Looking back on this band, we wonder if it could have been possible for this band to have kept going. Leaving the scene on such a creative high, it always seems such a shame that band’s depart company when to appears that they could have had so much more to say. We had watched Fuzzbox grow and we grew with them, from their messy, embarrassing and over coloured take on punk (almost an insult to true punk rockers) they were, only briefly mind, to punk what the Cheeky Girls were to pop music; petty much an insult, but they broke away, rather glamorously from all that and became the most sort after girly group in the late Eighties, if only for a couple of years – hence the idea that they had literally, 15 minutes of fame.

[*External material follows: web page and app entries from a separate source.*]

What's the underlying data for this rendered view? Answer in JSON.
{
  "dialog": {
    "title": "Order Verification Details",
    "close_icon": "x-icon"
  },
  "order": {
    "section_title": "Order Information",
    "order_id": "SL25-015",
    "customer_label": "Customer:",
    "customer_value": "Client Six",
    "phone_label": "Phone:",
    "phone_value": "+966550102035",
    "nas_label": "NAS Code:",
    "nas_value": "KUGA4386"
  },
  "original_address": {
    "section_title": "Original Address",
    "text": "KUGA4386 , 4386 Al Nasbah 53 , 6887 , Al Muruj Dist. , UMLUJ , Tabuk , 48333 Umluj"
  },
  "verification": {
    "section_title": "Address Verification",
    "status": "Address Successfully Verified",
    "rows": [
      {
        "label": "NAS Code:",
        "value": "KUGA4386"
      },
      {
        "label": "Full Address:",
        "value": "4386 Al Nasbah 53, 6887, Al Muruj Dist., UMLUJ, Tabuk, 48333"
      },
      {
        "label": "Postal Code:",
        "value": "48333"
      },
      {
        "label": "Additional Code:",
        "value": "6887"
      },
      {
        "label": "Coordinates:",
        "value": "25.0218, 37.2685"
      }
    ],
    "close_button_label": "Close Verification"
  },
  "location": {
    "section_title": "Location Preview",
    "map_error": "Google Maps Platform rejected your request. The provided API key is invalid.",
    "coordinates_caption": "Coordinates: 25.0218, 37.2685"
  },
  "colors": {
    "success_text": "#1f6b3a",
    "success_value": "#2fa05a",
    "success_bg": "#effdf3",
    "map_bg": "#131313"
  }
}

With no real tuneful notes in their heads, they certainly had learnt to play their instruments well considering they couldn’t play a note at first. They were so bad, it was genius. They looked awful, they couldn’t sing and their arrangements were about as professional as the Mini Pops yet they still stick in our heads and the world of Indie pop is a very dull and uninteresting place without them even today. It has been 16 years since they had us reaching for either the remote for the volume button to go up or reaching for the kettle in the kitchen. An attempt to make a come back did appear once somewhere in 1998, but quickly fizzled out the same year.

It was time to put the sequins and hairspray away and go back to listening to some dire ‘Best Of 2006,’ album instead. Somehow it doesn’t have the same feel….

Fuzzbox were and will always remain so as;

Vickie Perks – vocals

Tina O’Neill – drums

Jo Dunne – lead guitar

Maggie Dunne – bass guitar

Albums to run out and elbow old ladies for;

‘Big Bang,’ 1989

‘BBC Sessions,’ 2002

‘Look At The Hits On That!’ 2004


Vindaloo/WEA record labels

©Michelle Hatcher (sam1942 on ciao and dooyoo) 2006

Leave a Reply

Your email address will not be published. Required fields are marked *